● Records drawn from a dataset
++++++
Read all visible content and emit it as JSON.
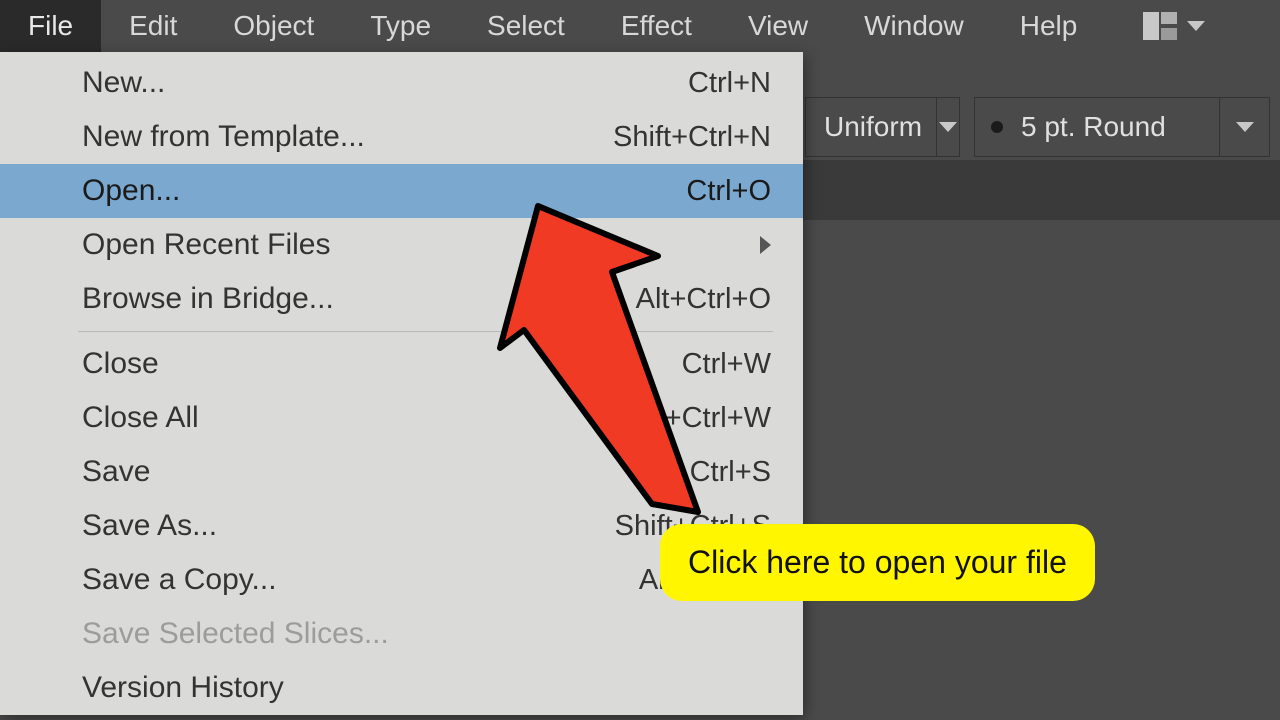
{
  "menubar": {
    "items": [
      "File",
      "Edit",
      "Object",
      "Type",
      "Select",
      "Effect",
      "View",
      "Window",
      "Help"
    ],
    "active_index": 0
  },
  "toolbar": {
    "stroke_profile": {
      "label": "Uniform"
    },
    "brush": {
      "label": "5 pt. Round"
    }
  },
  "file_menu": {
    "items": [
      {
        "label": "New...",
        "shortcut": "Ctrl+N",
        "highlighted": false
      },
      {
        "label": "New from Template...",
        "shortcut": "Shift+Ctrl+N",
        "highlighted": false
      },
      {
        "label": "Open...",
        "shortcut": "Ctrl+O",
        "highlighted": true
      },
      {
        "label": "Open Recent Files",
        "submenu": true,
        "highlighted": false
      },
      {
        "label": "Browse in Bridge...",
        "shortcut": "Alt+Ctrl+O",
        "highlighted": false
      },
      {
        "sep": true
      },
      {
        "label": "Close",
        "shortcut": "Ctrl+W",
        "highlighted": false
      },
      {
        "label": "Close All",
        "shortcut": "Alt+Ctrl+W",
        "highlighted": false
      },
      {
        "label": "Save",
        "shortcut": "Ctrl+S",
        "highlighted": false
      },
      {
        "label": "Save As...",
        "shortcut": "Shift+Ctrl+S",
        "highlighted": false
      },
      {
        "label": "Save a Copy...",
        "shortcut": "Alt+Ctrl+S",
        "highlighted": false
      },
      {
        "label": "Save Selected Slices...",
        "disabled": true,
        "highlighted": false
      },
      {
        "label": "Version History",
        "highlighted": false
      }
    ]
  },
  "annotation": {
    "callout": "Click here to open your file"
  }
}
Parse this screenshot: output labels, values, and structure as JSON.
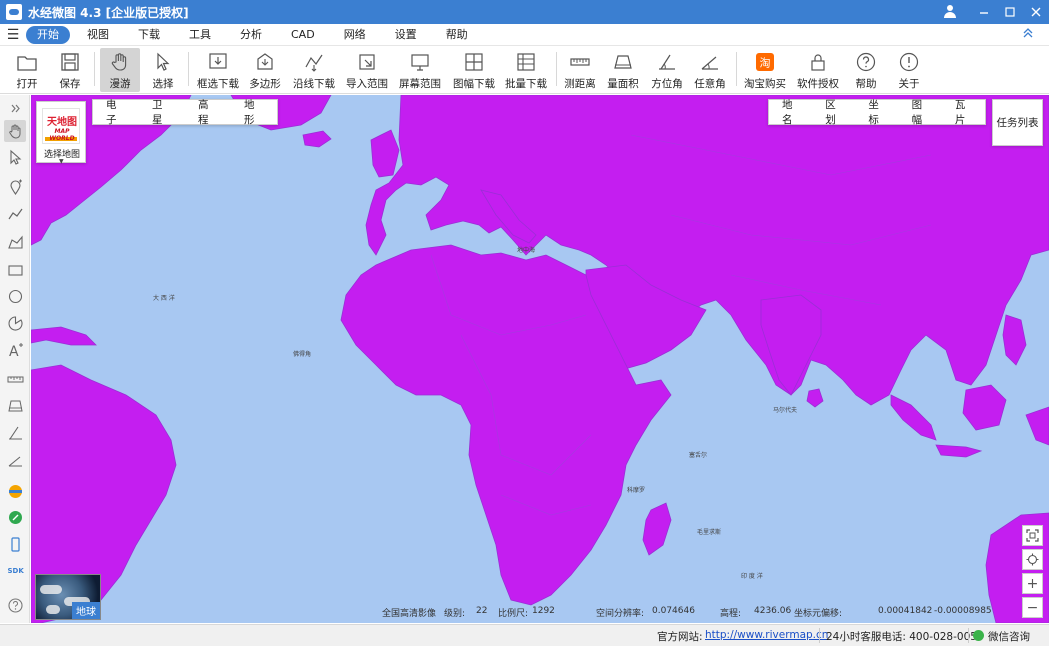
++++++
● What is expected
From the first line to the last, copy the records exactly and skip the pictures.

● Expected answer
Read all visible content and emit it as JSON.
{
  "menubar": {
    "items": [
      "File",
      "Edit",
      "Object",
      "Type",
      "Select",
      "Effect",
      "View",
      "Window",
      "Help"
    ],
    "active_index": 0
  },
  "toolbar": {
    "stroke_profile": {
      "label": "Uniform"
    },
    "brush": {
      "label": "5 pt. Round"
    }
  },
  "file_menu": {
    "items": [
      {
        "label": "New...",
        "shortcut": "Ctrl+N",
        "highlighted": false
      },
      {
        "label": "New from Template...",
        "shortcut": "Shift+Ctrl+N",
        "highlighted": false
      },
      {
        "label": "Open...",
        "shortcut": "Ctrl+O",
        "highlighted": true
      },
      {
        "label": "Open Recent Files",
        "submenu": true,
        "highlighted": false
      },
      {
        "label": "Browse in Bridge...",
        "shortcut": "Alt+Ctrl+O",
        "highlighted": false
      },
      {
        "sep": true
      },
      {
        "label": "Close",
        "shortcut": "Ctrl+W",
        "highlighted": false
      },
      {
        "label": "Close All",
        "shortcut": "Alt+Ctrl+W",
        "highlighted": false
      },
      {
        "label": "Save",
        "shortcut": "Ctrl+S",
        "highlighted": false
      },
      {
        "label": "Save As...",
        "shortcut": "Shift+Ctrl+S",
        "highlighted": false
      },
      {
        "label": "Save a Copy...",
        "shortcut": "Alt+Ctrl+S",
        "highlighted": false
      },
      {
        "label": "Save Selected Slices...",
        "disabled": true,
        "highlighted": false
      },
      {
        "label": "Version History",
        "highlighted": false
      }
    ]
  },
  "annotation": {
    "callout": "Click here to open your file"
  }
}
Parse this screenshot: output labels, values, and structure as JSON.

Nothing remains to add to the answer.